Whether we're working with a brush stroke, a chord strum or a video timeline edit, creativity is the driving force for artists; I speak from experience, having been a video producer/editor and musician for the last several decades. I've always been curious about the collaborative process musicians go through with film producers to create soundtracks that drive the emotion of the story, especially that of a space-related movie.
That's why it was fascinating to talk with music composer Tyler Strickland, who recently scored the documentary "The Mars Generation," about a group of youngsters attending NASA's Space Camp in Huntsville, Alabama. The movie will be available on Netflix sometime in 2017. In the past, Strickland has composed music for award-winning documentaries "Hot Girls Wanted" and "Audrie & Daisy." In our email interview, I asked Strickland about his foray into the space-film genre. [Space Movies to Watch in 2017]
Space.com: As a musician myself, I have an understanding of the songwriting process and how it differs from person to person, and genre to genre. For people who have never been part of the process, can you briefly explain how you go about composing music for a movie.
Tyler Strickland: The first thing I do is meet with the director and editor of the film and we watch a rough cut of the film. We then talk about their dreams for the music and what they want to see come from the score. After that, we talk more about instrumentation, and I give suggestions maybe they haven't thought of before.
Sometimes the films are edited using temp music, which I have to replace. Sometimes that's a good direction for the music in the film, but other times it's a bad direction. We go back and forth about where the music should be and where it shouldn't be until we have a good skeleton of what the music will end up looking like in the film. Then I go from there and go back to my studio and write for a week or two and come back with some music. From that point, we go back and forth on the tone of the music and if we have to make any adjustments on the instrumentation. Overall, it’s a very collaborative effort.
Space.com: What are your thoughts on Mars exploration and the possibility of humans one day walking on the surface of the Red Planet? And how did that play into inspiring your compositions?
Strickland: Well, I think we all know how imperative it is that we find a new home and Mars is by far our best shot.

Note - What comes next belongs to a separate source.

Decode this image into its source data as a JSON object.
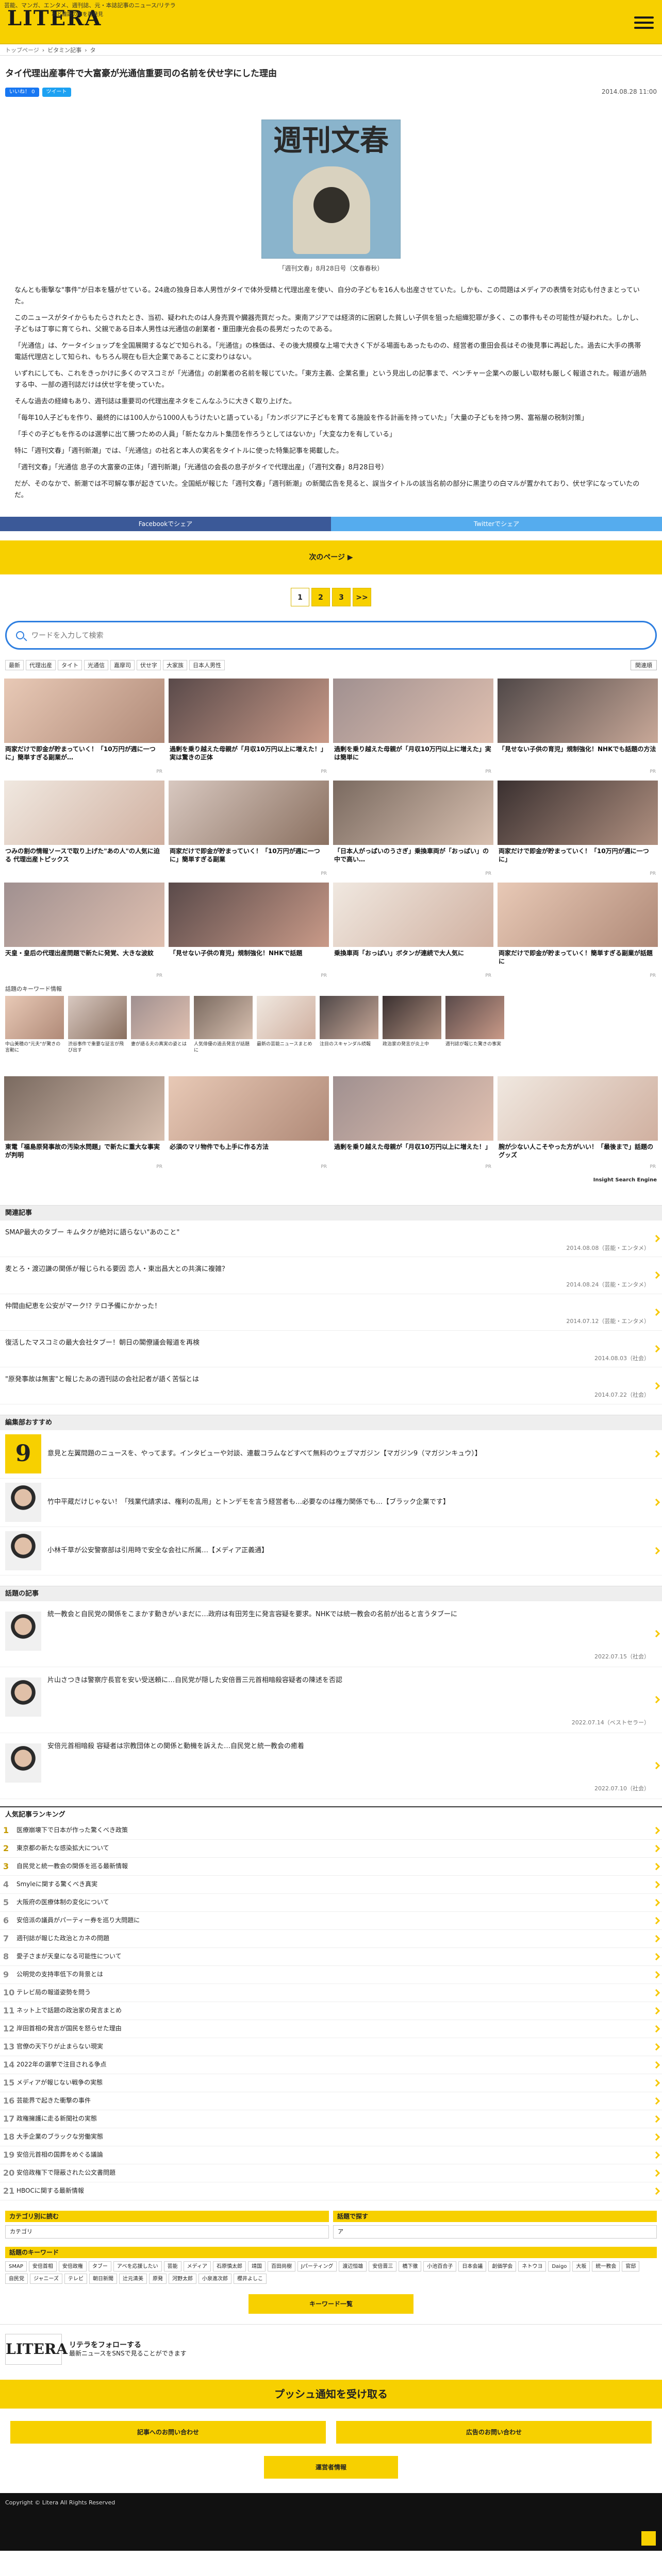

It's so exciting that this idea was once nothing more than science fiction, and today we have some of the greatest minds working day in and day out to get us there. A major part of the conversation between the director, Michael Barnett, and I, was that we wanted to use the music to inspire the audience to look at the possibility of living on Mars in the same way that the kids in our film are inspired. So for this reason, we took a very contemporary approach to the music.
I kept thinking what would these kids be listening to and I doubt it would be orchestral music. So we took a very electronic and energetic approach to the score. I kept thinking throughout the process of scoring this film in 30 years or so what would astronauts be listening to while floating around in space. And it made sense to me that it would most likely be something electronic. So we used a lot of electronic music in the score.

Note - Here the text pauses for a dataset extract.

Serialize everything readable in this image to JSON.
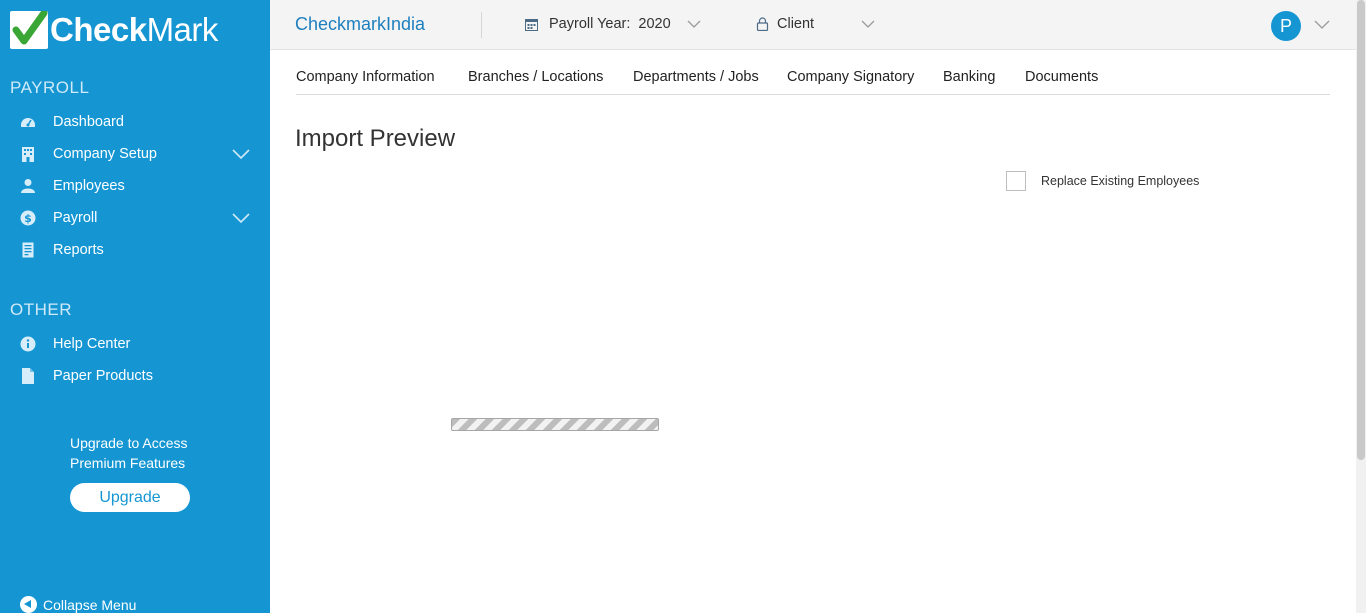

Space.com: You've composed soundtracks for a wide range of topics. How does writing music for a space film compare to other films you've worked on?
Strickland: I’ve been very fortunate to work on films with a wide variety of topics. I try to make a conscious effort of this and always work on something new — one of the many perks of working on documentaries. A lot of the films I score are documentaries, and most of them have very heavy subjects about social issues. Often, when writing music for a film like that, I have to be very conscious to avoid manipulating the true emotion of the scene or the subjects of the film.

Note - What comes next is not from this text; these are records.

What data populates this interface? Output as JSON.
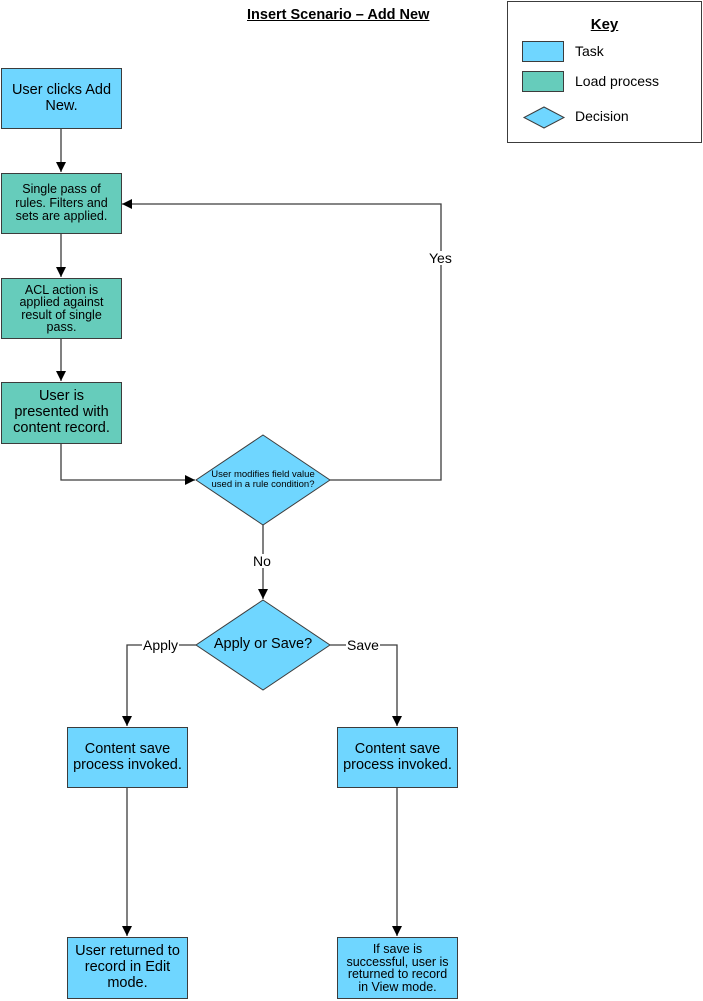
{
  "title": "Insert Scenario – Add New",
  "key": {
    "title": "Key",
    "items": [
      {
        "shape": "rectangle",
        "label": "Task",
        "color": "#6fd6ff"
      },
      {
        "shape": "rectangle",
        "label": "Load process",
        "color": "#66ccbb"
      },
      {
        "shape": "diamond",
        "label": "Decision",
        "color": "#6fd6ff"
      }
    ]
  },
  "nodes": {
    "add_new": {
      "type": "task",
      "text": "User clicks Add New."
    },
    "single_pass": {
      "type": "load",
      "text": "Single pass of rules. Filters and sets are applied."
    },
    "acl_action": {
      "type": "load",
      "text": "ACL action is applied against result of single pass."
    },
    "presented": {
      "type": "load",
      "text": "User is presented with content record."
    },
    "modifies_decision": {
      "type": "decision",
      "text": "User modifies field value used in a rule condition?"
    },
    "apply_or_save": {
      "type": "decision",
      "text": "Apply or Save?"
    },
    "save_left": {
      "type": "task",
      "text": "Content save process invoked."
    },
    "save_right": {
      "type": "task",
      "text": "Content save process invoked."
    },
    "edit_mode": {
      "type": "task",
      "text": "User returned to record in Edit mode."
    },
    "view_mode": {
      "type": "task",
      "text": "If save is successful, user is returned to record in View mode."
    }
  },
  "edges": [
    {
      "from": "add_new",
      "to": "single_pass",
      "label": ""
    },
    {
      "from": "single_pass",
      "to": "acl_action",
      "label": ""
    },
    {
      "from": "acl_action",
      "to": "presented",
      "label": ""
    },
    {
      "from": "presented",
      "to": "modifies_decision",
      "label": ""
    },
    {
      "from": "modifies_decision",
      "to": "single_pass",
      "label": "Yes"
    },
    {
      "from": "modifies_decision",
      "to": "apply_or_save",
      "label": "No"
    },
    {
      "from": "apply_or_save",
      "to": "save_left",
      "label": "Apply"
    },
    {
      "from": "apply_or_save",
      "to": "save_right",
      "label": "Save"
    },
    {
      "from": "save_left",
      "to": "edit_mode",
      "label": ""
    },
    {
      "from": "save_right",
      "to": "view_mode",
      "label": ""
    }
  ],
  "edge_labels": {
    "yes": "Yes",
    "no": "No",
    "apply": "Apply",
    "save": "Save"
  },
  "colors": {
    "task": "#6fd6ff",
    "load": "#66ccbb",
    "decision": "#6fd6ff",
    "line": "#3c3c3c"
  }
}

And one of the really exciting things about working on "The Mars Generation" was our director, Mike, told me to just run with it; to make it exciting, big and inspiring music. We didn't have too many conversations about the idea of manipulating or being sensitive to the material.
There were a few scenes, which I won't go too far into, that were politically important that we had to be cautious with the music in, but much of the film required exciting, big music. And that's something I don't get to do as much in documentaries. So it was very exciting getting to do that.
Space.com: How did you get involved with the film? And after this experience, is the space film genre something you want to reach into again?
Strickland: Absolutely. It's a dream come true to work on a film about space, particularly a documentary about space. I’m not sure there's anything more important right now than educating ourselves about the state of our planet and thinking about the future. I’m thrilled that I was able to play a big role in inspiring the audience of this film to think about the importance of advancing space exploration.
I think we made something very special with this film and if I was asked to continue that effort I absolutely would. It's a great film. It's a wild ride. I believe it's really going to be a film that resonates with all sorts of generations and a very wide audience. I think Netflix is the perfect home for this film, and I'm excited about the release. Kids of this generation will identify with the kids in this film, and the film asks many questions about how far we've come and how far we need to go, so I see older audiences resonating with it as well.
Videos also available - CosMix: The Universe is Alive with Music :
Get the Space.com Newsletter
Breaking space news, the latest updates on rocket launches, skywatching events and more!
Steve Spaleta is Space.com's Senior Producer. Since 2007, Steve has produced and edited space, science and entertainment-related videos for Space.com. He is also the producer/writer/editor of Space.com's CosMix series on space-enthused artists. He studied psychology at the State University of New York at Stony Brook and is originally from Zadar, Croatia by way of Astoria, NY. To see Steve's latest project, follow him on Twitter and follow Space.com's VideoFromSpace YouTube Channel.